If you thought Germany's favourite dish is sauerkraut and sausage, well think again. The sausage part is right, but as Jules Lund found out on his trip to Berlin
, curried sausage currywurst has taken over the city's tastebuds.
The spicy aroma of sizzling sausages and curry sauce entices droves of hungry passers-by to the Curry 36 stand.
Currywurst is served with skin on or off, doused in curry tomato sauce, curry powder and a pile of chips. There are always queues young, old, rich and poor. It's a gastronomic equaliser. It seems everyone loves them and some people actually order two for themselves at a time! There are those who say they are a great hangover cure.
The dish originated in West Berlin just after World War II when food was scarce. The Germans had the sausage, the British the Worcestershire sauce and curry powder and the Americans provided the tomato ketchup.
It's said Herta Heuwer patented the sauce in 1951 and sold up to 10,000 servings a week at a street stand in the Charlottenburg district. Who would have thought it would become Germany's national dish? It's estimated 800 million servings are devoured every year.
The Deutsches Currywurst Museum opened in Berlin on August 15, 2009, commemorating the 60th anniversary of the dish's creation. "No other national German dish inspires so much history and has so many well-known fans," curator Martin Loewer says.

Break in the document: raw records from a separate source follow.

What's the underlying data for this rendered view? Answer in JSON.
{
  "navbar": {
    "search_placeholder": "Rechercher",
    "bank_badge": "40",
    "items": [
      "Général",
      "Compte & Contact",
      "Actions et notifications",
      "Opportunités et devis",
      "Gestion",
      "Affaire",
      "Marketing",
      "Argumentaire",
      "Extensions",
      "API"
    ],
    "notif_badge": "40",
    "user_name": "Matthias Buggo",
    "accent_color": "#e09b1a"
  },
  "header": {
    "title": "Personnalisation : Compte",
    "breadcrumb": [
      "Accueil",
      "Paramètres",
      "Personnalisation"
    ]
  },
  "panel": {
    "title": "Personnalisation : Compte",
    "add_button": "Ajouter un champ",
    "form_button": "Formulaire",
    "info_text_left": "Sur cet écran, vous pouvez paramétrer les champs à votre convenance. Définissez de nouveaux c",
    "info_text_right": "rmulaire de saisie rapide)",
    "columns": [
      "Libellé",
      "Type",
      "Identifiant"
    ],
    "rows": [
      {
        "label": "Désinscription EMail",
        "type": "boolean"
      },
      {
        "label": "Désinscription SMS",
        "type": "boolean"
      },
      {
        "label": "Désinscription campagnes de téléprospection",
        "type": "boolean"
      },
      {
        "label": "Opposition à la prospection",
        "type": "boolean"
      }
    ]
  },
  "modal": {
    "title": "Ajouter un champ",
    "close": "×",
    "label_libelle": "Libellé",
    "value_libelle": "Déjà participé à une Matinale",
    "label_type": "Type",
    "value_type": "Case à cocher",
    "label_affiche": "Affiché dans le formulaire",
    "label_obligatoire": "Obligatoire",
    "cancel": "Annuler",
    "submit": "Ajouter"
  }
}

The song 'Currywurst' on Herbert Grönemeyer's 1982 album Total Egal is a tribute to the snack.
The 1993 novel Die Entdeckung der Currywurst ("The Discovery of the Currywurst") by Uwe Timm was made into a 2008 film of the same name. The plot is based on an alternative but unproven theory that currywurst was invented in Hamburg. So you see, they take it very seriously.
Lutz Michael Stenschke opened Curry 36 in 1980. He serves boulette as well as currywurst. Boulette is Berlin-style meat balls with the same sauce and chips. You'll also find currywurst on children's menus in restaurant.
Currywurst is around $2.20 a serve. Curry 36 is open from 9am to 4pm on weekdays, 10am to 4pm on Saturdays and 11am to 3pm on Sundays.
For further information
German National Tourist Office
Visas: Australians require valid passports to enter Germany, but return tickets and visas are not required.
Electricity: 230V at 50Hz with two round pins.
Time zone: GMT +1.
Currency: The euro.
Telephone code: +49.